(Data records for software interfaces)

☆ ☆ ☆ ☆ ☆

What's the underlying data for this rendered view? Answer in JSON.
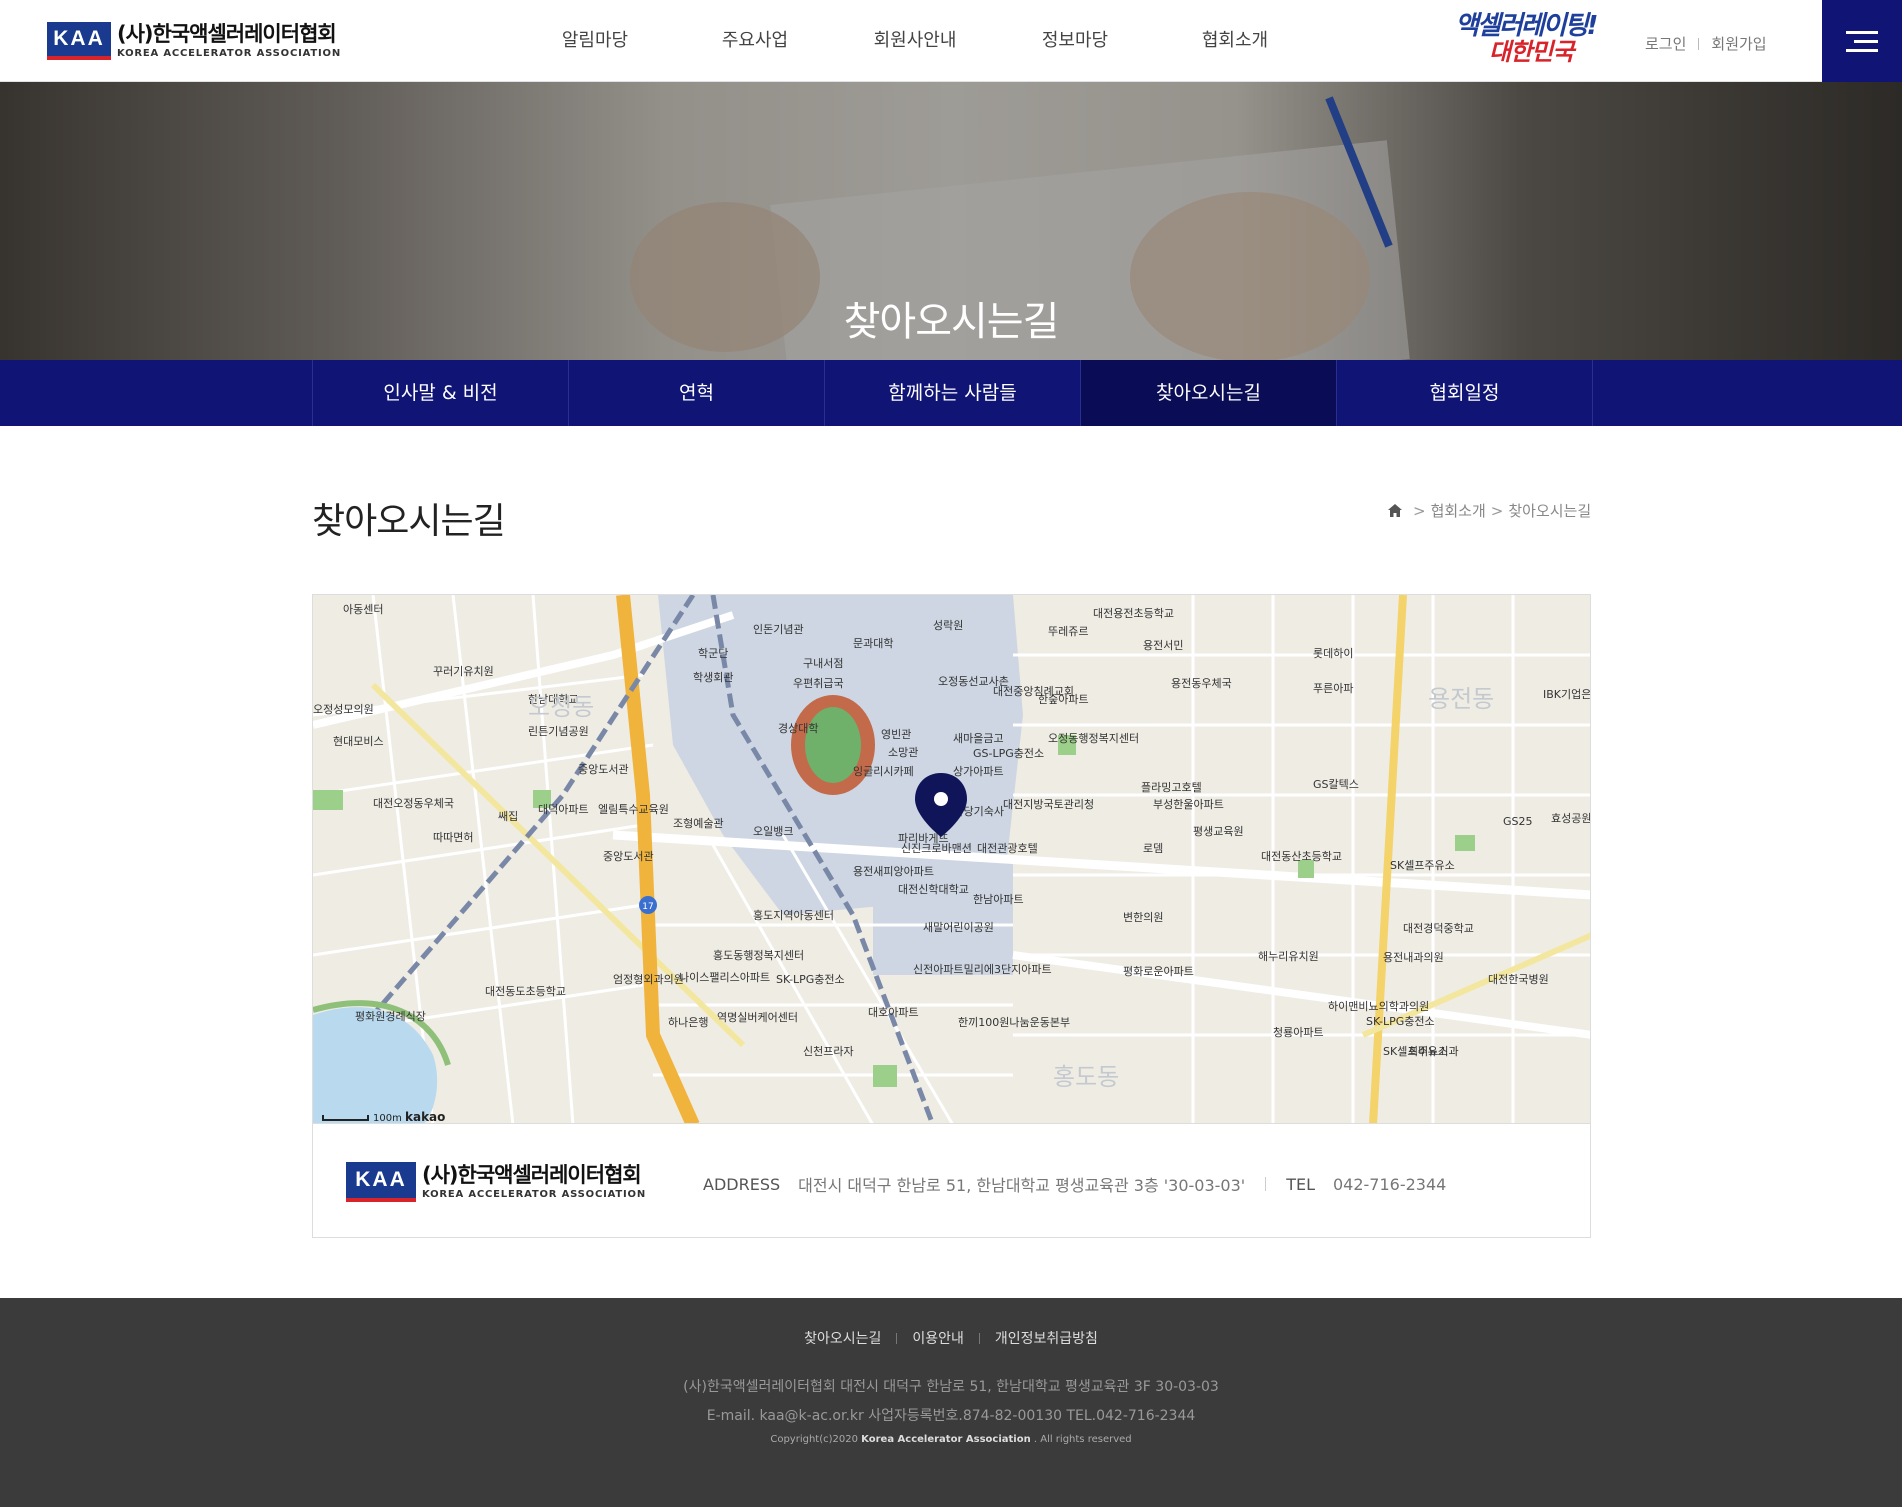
{
  "header": {
    "logo_mark": "KAA",
    "logo_ko": "(사)한국액셀러레이터협회",
    "logo_en": "KOREA ACCELERATOR ASSOCIATION",
    "gnb": [
      "알림마당",
      "주요사업",
      "회원사안내",
      "정보마당",
      "협회소개"
    ],
    "slogan_line1": "액셀러레이팅!",
    "slogan_line2": "대한민국",
    "login": "로그인",
    "join": "회원가입"
  },
  "hero": {
    "title": "찾아오시는길"
  },
  "subnav": {
    "items": [
      "인사말 & 비전",
      "연혁",
      "함께하는 사람들",
      "찾아오시는길",
      "협회일정"
    ],
    "active": "찾아오시는길"
  },
  "content": {
    "title": "찾아오시는길",
    "breadcrumb": [
      "협회소개",
      "찾아오시는길"
    ]
  },
  "map": {
    "labels": [
      "아동센터",
      "인돈기념관",
      "문과대학",
      "성락원",
      "뚜레쥬르",
      "대전용전초등학교",
      "용전서민",
      "롯데하이",
      "학군단",
      "구내서점",
      "꾸러기유치원",
      "학생회관",
      "우편취급국",
      "오정동선교사촌",
      "대전중앙침례교회",
      "한숲아파트",
      "용전동우체국",
      "푸른아파",
      "IBK기업은행",
      "오정성모의원",
      "한남대학교",
      "경상대학",
      "영빈관",
      "새마을금고",
      "오정동행정복지센터",
      "현대모비스",
      "린튼기념공원",
      "소망관",
      "GS-LPG충전소",
      "중앙도서관",
      "잉글리시카페",
      "상가아파트",
      "플라밍고호텔",
      "GS칼텍스",
      "대전오정동우체국",
      "대덕아파트",
      "엘림특수교육원",
      "조형예술관",
      "한국어학당기숙사",
      "대전지방국토관리청",
      "부성한울아파트",
      "GS25",
      "효성공원",
      "쌔집",
      "오일뱅크",
      "평생교육원",
      "따따면허",
      "파리바게뜨",
      "신진크로바맨션",
      "대전관광호텔",
      "로뎀",
      "중앙도서관",
      "용전새피앙아파트",
      "SK셀프주유소",
      "대전동산초등학교",
      "대전신학대학교",
      "한남아파트",
      "홍도지역아동센터",
      "변한의원",
      "대전경덕중학교",
      "새말어린이공원",
      "홍도동행정복지센터",
      "해누리유치원",
      "용전내과의원",
      "엄정형외과의원",
      "나이스팰리스아파트",
      "SK-LPG충전소",
      "신전아파트밀리에3단지아파트",
      "평화로운아파트",
      "대전한국병원",
      "대전동도초등학교",
      "하나은행",
      "역명실버케어센터",
      "대호아파트",
      "한끼100원나눔운동본부",
      "하이맨비뇨의학과의원",
      "SK-LPG충전소",
      "청룡아파트",
      "SK셀프주유소",
      "최비뇨기과",
      "신천프라자",
      "평화원경례식장"
    ],
    "areas": [
      "오정동",
      "용전동",
      "홍도동"
    ],
    "scale": "100m",
    "brand": "kakao",
    "road_number": "17"
  },
  "info": {
    "address_label": "ADDRESS",
    "address": "대전시 대덕구 한남로 51, 한남대학교 평생교육관 3층 '30-03-03'",
    "tel_label": "TEL",
    "tel": "042-716-2344"
  },
  "footer": {
    "links": [
      "찾아오시는길",
      "이용안내",
      "개인정보취급방침"
    ],
    "line1": "(사)한국액셀러레이터협회 대전시 대덕구 한남로 51, 한남대학교 평생교육관 3F 30-03-03",
    "line2": "E-mail. kaa@k-ac.or.kr 사업자등록번호.874-82-00130 TEL.042-716-2344",
    "copy_prefix": "Copyright(c)2020",
    "copy_brand": "Korea Accelerator Association",
    "copy_suffix": ". All rights reserved"
  },
  "colors": {
    "primary": "#101474",
    "active_sub": "#0a0d55",
    "footer_bg": "#3b3b3b",
    "accent_red": "#d8232a"
  }
}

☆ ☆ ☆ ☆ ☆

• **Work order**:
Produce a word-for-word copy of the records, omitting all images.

• **Answer to this task**:
What's the underlying data for this rendered view? Answer in JSON.
{
  "header": {
    "logo_mark": "KAA",
    "logo_ko": "(사)한국액셀러레이터협회",
    "logo_en": "KOREA ACCELERATOR ASSOCIATION",
    "gnb": [
      "알림마당",
      "주요사업",
      "회원사안내",
      "정보마당",
      "협회소개"
    ],
    "slogan_line1": "액셀러레이팅!",
    "slogan_line2": "대한민국",
    "login": "로그인",
    "join": "회원가입"
  },
  "hero": {
    "title": "찾아오시는길"
  },
  "subnav": {
    "items": [
      "인사말 & 비전",
      "연혁",
      "함께하는 사람들",
      "찾아오시는길",
      "협회일정"
    ],
    "active": "찾아오시는길"
  },
  "content": {
    "title": "찾아오시는길",
    "breadcrumb": [
      "협회소개",
      "찾아오시는길"
    ]
  },
  "map": {
    "labels": [
      "아동센터",
      "인돈기념관",
      "문과대학",
      "성락원",
      "뚜레쥬르",
      "대전용전초등학교",
      "용전서민",
      "롯데하이",
      "학군단",
      "구내서점",
      "꾸러기유치원",
      "학생회관",
      "우편취급국",
      "오정동선교사촌",
      "대전중앙침례교회",
      "한숲아파트",
      "용전동우체국",
      "푸른아파",
      "IBK기업은행",
      "오정성모의원",
      "한남대학교",
      "경상대학",
      "영빈관",
      "새마을금고",
      "오정동행정복지센터",
      "현대모비스",
      "린튼기념공원",
      "소망관",
      "GS-LPG충전소",
      "중앙도서관",
      "잉글리시카페",
      "상가아파트",
      "플라밍고호텔",
      "GS칼텍스",
      "대전오정동우체국",
      "대덕아파트",
      "엘림특수교육원",
      "조형예술관",
      "한국어학당기숙사",
      "대전지방국토관리청",
      "부성한울아파트",
      "GS25",
      "효성공원",
      "쌔집",
      "오일뱅크",
      "평생교육원",
      "따따면허",
      "파리바게뜨",
      "신진크로바맨션",
      "대전관광호텔",
      "로뎀",
      "중앙도서관",
      "용전새피앙아파트",
      "SK셀프주유소",
      "대전동산초등학교",
      "대전신학대학교",
      "한남아파트",
      "홍도지역아동센터",
      "변한의원",
      "대전경덕중학교",
      "새말어린이공원",
      "홍도동행정복지센터",
      "해누리유치원",
      "용전내과의원",
      "엄정형외과의원",
      "나이스팰리스아파트",
      "SK-LPG충전소",
      "신전아파트밀리에3단지아파트",
      "평화로운아파트",
      "대전한국병원",
      "대전동도초등학교",
      "하나은행",
      "역명실버케어센터",
      "대호아파트",
      "한끼100원나눔운동본부",
      "하이맨비뇨의학과의원",
      "SK-LPG충전소",
      "청룡아파트",
      "SK셀프주유소",
      "최비뇨기과",
      "신천프라자",
      "평화원경례식장"
    ],
    "areas": [
      "오정동",
      "용전동",
      "홍도동"
    ],
    "scale": "100m",
    "brand": "kakao",
    "road_number": "17"
  },
  "info": {
    "address_label": "ADDRESS",
    "address": "대전시 대덕구 한남로 51, 한남대학교 평생교육관 3층 '30-03-03'",
    "tel_label": "TEL",
    "tel": "042-716-2344"
  },
  "footer": {
    "links": [
      "찾아오시는길",
      "이용안내",
      "개인정보취급방침"
    ],
    "line1": "(사)한국액셀러레이터협회 대전시 대덕구 한남로 51, 한남대학교 평생교육관 3F 30-03-03",
    "line2": "E-mail. kaa@k-ac.or.kr 사업자등록번호.874-82-00130 TEL.042-716-2344",
    "copy_prefix": "Copyright(c)2020",
    "copy_brand": "Korea Accelerator Association",
    "copy_suffix": ". All rights reserved"
  },
  "colors": {
    "primary": "#101474",
    "active_sub": "#0a0d55",
    "footer_bg": "#3b3b3b",
    "accent_red": "#d8232a"
  }
}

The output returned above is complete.